*** Opening DATA TO PROCESS ***

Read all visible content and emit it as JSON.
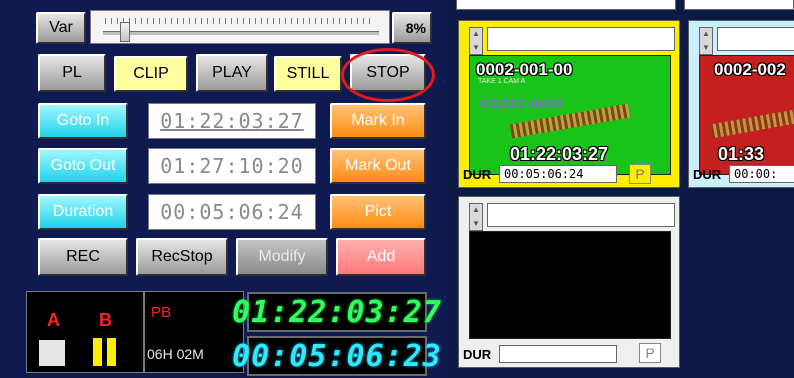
{
  "controls": {
    "var_label": "Var",
    "slider_percent_label": "8%",
    "slider_value_percent": 8,
    "mode_buttons": [
      "PL",
      "CLIP",
      "PLAY",
      "STILL",
      "STOP"
    ],
    "goto_in_label": "Goto In",
    "goto_out_label": "Goto Out",
    "duration_label": "Duration",
    "mark_in_label": "Mark In",
    "mark_out_label": "Mark Out",
    "pict_label": "Pict",
    "in_timecode": "01:22:03:27",
    "out_timecode": "01:27:10:20",
    "duration_timecode": "00:05:06:24",
    "rec_label": "REC",
    "recstop_label": "RecStop",
    "modify_label": "Modify",
    "add_label": "Add"
  },
  "status": {
    "a_label": "A",
    "b_label": "B",
    "pb_label": "PB",
    "remain": "06H 02M",
    "led_timecode": "01:22:03:27",
    "led_duration": "00:05:06:23"
  },
  "bins": [
    {
      "clip_id": "0002-001-00",
      "sub_text": "TAKE 1 CAM A",
      "logo_text": "VDZ01-0000",
      "timecode": "01:22:03:27",
      "dur_label": "DUR",
      "dur_value": "00:05:06:24",
      "p_label": "P"
    },
    {
      "clip_id": "0002-002",
      "timecode": "01:33",
      "dur_label": "DUR",
      "dur_value": "00:00:"
    },
    {
      "dur_label": "DUR",
      "dur_value": "",
      "p_label": "P"
    }
  ],
  "colors": {
    "panel_bg": "#0e1a50",
    "bin1_frame": "#ffee00",
    "bin1_thumb": "#18c418",
    "bin2_thumb": "#c42020",
    "highlight_ring": "#e21b1b",
    "led_green": "#30ff60",
    "led_cyan": "#30e8ff"
  }
}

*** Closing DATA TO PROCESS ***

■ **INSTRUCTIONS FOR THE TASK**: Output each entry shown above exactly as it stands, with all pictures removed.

■ **ANSWER FOR THE TASK**:
Read all visible content and emit it as JSON.
{
  "controls": {
    "var_label": "Var",
    "slider_percent_label": "8%",
    "slider_value_percent": 8,
    "mode_buttons": [
      "PL",
      "CLIP",
      "PLAY",
      "STILL",
      "STOP"
    ],
    "goto_in_label": "Goto In",
    "goto_out_label": "Goto Out",
    "duration_label": "Duration",
    "mark_in_label": "Mark In",
    "mark_out_label": "Mark Out",
    "pict_label": "Pict",
    "in_timecode": "01:22:03:27",
    "out_timecode": "01:27:10:20",
    "duration_timecode": "00:05:06:24",
    "rec_label": "REC",
    "recstop_label": "RecStop",
    "modify_label": "Modify",
    "add_label": "Add"
  },
  "status": {
    "a_label": "A",
    "b_label": "B",
    "pb_label": "PB",
    "remain": "06H 02M",
    "led_timecode": "01:22:03:27",
    "led_duration": "00:05:06:23"
  },
  "bins": [
    {
      "clip_id": "0002-001-00",
      "sub_text": "TAKE 1 CAM A",
      "logo_text": "VDZ01-0000",
      "timecode": "01:22:03:27",
      "dur_label": "DUR",
      "dur_value": "00:05:06:24",
      "p_label": "P"
    },
    {
      "clip_id": "0002-002",
      "timecode": "01:33",
      "dur_label": "DUR",
      "dur_value": "00:00:"
    },
    {
      "dur_label": "DUR",
      "dur_value": "",
      "p_label": "P"
    }
  ],
  "colors": {
    "panel_bg": "#0e1a50",
    "bin1_frame": "#ffee00",
    "bin1_thumb": "#18c418",
    "bin2_thumb": "#c42020",
    "highlight_ring": "#e21b1b",
    "led_green": "#30ff60",
    "led_cyan": "#30e8ff"
  }
}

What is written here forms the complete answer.